====== Exercise material ======

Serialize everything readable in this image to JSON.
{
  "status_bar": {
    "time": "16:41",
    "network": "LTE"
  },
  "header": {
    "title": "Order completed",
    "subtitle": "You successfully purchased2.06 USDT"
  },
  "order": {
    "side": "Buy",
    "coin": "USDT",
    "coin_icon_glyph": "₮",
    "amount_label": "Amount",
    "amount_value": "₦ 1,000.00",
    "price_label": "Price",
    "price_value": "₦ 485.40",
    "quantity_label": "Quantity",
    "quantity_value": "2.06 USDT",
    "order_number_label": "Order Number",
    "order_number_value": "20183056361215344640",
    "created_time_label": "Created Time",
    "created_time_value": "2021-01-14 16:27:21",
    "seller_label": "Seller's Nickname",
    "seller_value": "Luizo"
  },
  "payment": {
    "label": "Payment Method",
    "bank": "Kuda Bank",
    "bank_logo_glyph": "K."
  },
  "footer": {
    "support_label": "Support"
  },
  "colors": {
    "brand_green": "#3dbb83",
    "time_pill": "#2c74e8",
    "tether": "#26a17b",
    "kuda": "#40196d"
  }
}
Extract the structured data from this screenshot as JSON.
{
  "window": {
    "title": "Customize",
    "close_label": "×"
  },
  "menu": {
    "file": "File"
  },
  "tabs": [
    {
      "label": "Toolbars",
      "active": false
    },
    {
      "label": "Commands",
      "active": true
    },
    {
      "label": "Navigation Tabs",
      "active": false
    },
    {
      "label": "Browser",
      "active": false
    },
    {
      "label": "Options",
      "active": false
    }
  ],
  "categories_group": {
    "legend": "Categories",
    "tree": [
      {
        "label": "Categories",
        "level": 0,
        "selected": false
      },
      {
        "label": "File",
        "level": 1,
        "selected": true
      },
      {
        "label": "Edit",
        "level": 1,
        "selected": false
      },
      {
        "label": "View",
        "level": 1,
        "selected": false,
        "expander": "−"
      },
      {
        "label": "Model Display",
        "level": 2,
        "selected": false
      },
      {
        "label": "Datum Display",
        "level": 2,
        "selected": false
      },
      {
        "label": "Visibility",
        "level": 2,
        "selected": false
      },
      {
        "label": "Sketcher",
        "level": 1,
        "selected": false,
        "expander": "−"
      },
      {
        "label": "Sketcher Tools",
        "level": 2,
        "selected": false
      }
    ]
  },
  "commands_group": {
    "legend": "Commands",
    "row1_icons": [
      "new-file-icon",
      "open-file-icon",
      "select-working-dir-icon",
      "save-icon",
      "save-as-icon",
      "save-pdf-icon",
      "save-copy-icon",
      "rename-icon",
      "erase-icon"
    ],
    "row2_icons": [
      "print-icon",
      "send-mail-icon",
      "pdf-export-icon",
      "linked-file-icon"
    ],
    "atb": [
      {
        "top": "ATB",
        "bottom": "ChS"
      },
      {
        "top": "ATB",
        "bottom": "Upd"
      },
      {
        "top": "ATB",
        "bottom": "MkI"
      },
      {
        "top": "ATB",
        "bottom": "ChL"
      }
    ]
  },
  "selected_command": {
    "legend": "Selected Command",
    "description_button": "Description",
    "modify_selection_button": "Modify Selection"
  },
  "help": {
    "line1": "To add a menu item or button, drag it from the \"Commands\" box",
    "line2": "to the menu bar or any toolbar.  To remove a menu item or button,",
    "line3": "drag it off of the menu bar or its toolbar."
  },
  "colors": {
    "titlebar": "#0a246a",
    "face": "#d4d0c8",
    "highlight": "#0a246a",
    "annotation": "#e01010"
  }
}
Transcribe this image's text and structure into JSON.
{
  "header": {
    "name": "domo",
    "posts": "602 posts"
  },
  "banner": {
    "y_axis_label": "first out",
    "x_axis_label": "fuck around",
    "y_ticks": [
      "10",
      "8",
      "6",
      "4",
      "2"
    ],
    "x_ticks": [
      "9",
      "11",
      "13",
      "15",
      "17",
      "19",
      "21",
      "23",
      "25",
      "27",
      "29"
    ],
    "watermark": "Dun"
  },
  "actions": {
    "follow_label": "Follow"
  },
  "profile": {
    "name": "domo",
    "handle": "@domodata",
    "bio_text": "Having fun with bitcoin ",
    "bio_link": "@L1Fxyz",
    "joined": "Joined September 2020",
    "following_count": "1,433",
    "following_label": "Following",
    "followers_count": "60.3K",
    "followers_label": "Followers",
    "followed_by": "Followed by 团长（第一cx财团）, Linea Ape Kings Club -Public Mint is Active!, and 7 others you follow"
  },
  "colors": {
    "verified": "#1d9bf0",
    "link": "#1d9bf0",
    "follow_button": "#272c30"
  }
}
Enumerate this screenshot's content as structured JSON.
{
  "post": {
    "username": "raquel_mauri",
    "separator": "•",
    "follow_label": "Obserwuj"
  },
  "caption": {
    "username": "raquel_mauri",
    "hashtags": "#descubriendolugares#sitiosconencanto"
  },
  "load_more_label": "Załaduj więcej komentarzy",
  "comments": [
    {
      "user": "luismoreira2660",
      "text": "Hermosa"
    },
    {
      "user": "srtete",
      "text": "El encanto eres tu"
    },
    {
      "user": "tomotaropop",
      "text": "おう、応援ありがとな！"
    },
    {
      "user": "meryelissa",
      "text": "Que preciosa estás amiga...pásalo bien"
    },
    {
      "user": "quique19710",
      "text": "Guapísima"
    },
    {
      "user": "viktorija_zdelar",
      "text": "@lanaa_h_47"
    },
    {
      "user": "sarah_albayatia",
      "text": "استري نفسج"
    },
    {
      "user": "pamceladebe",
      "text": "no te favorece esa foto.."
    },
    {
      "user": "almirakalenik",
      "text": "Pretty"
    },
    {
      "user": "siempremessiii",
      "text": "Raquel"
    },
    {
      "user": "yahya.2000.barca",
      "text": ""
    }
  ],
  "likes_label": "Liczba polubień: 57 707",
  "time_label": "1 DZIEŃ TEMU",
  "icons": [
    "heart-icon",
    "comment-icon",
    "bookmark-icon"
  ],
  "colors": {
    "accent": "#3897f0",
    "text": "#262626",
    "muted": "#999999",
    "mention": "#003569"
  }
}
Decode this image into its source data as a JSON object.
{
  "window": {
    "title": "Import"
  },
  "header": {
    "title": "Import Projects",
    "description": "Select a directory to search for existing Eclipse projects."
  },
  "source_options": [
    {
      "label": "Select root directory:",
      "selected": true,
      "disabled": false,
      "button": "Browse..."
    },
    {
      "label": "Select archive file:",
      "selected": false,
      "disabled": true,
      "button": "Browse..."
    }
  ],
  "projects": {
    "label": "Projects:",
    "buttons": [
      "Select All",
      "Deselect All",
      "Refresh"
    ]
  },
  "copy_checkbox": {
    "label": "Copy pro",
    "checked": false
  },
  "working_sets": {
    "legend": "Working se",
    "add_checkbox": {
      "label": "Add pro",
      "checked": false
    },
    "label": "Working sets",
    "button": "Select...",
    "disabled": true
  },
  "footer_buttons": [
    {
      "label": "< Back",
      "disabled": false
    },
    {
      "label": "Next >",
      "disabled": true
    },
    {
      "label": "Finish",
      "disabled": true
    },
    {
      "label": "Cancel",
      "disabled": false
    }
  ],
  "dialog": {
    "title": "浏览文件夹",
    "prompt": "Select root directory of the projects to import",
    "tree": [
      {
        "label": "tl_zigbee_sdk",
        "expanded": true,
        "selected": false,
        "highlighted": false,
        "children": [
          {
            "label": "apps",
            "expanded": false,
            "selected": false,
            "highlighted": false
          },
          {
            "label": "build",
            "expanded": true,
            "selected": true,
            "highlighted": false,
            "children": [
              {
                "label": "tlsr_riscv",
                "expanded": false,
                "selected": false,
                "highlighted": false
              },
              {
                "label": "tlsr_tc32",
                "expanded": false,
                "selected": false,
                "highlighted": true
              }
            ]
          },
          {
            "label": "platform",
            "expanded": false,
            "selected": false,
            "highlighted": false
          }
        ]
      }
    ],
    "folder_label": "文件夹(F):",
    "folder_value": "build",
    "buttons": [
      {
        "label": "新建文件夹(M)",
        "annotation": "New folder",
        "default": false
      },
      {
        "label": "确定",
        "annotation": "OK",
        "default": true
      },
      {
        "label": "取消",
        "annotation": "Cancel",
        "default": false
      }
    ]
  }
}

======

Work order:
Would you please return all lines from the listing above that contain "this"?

Solved problem:
Serialize everything readable in this image to JSON.
Extract the structured data from this screenshot as JSON.
Transcribe this image's text and structure into JSON.
Enumerate this screenshot's content as structured JSON.
Decode this image into its source data as a JSON object.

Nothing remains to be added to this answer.